- _Activity_
Give the number of lines in the data that contain "arrow", and nothing more.

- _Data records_
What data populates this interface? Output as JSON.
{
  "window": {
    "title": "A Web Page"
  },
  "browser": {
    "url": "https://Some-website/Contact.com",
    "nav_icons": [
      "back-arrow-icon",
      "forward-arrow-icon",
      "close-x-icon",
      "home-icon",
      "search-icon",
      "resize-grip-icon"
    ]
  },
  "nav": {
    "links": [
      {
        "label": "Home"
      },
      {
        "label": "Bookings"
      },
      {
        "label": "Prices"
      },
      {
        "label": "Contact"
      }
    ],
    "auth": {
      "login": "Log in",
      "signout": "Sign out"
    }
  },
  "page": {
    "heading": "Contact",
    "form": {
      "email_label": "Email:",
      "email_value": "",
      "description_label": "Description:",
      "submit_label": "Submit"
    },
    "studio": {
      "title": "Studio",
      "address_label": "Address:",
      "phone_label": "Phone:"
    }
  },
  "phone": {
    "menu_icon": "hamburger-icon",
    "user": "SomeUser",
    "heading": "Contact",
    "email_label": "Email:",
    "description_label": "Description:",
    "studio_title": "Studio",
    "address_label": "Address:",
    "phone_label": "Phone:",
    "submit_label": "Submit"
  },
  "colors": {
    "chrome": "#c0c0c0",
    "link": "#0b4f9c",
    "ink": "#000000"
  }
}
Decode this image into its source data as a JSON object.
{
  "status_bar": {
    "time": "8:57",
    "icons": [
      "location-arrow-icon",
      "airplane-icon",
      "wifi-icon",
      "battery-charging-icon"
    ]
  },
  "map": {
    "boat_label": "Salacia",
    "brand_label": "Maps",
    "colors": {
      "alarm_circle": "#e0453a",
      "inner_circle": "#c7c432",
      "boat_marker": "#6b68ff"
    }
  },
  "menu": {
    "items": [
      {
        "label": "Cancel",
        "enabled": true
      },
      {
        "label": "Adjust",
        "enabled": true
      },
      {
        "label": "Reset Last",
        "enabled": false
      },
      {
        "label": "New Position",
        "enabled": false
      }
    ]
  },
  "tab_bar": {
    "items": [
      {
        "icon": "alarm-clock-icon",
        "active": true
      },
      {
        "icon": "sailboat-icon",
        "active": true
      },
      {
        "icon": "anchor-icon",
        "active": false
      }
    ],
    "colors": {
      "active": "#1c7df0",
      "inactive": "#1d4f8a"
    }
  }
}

- _Answer area_
3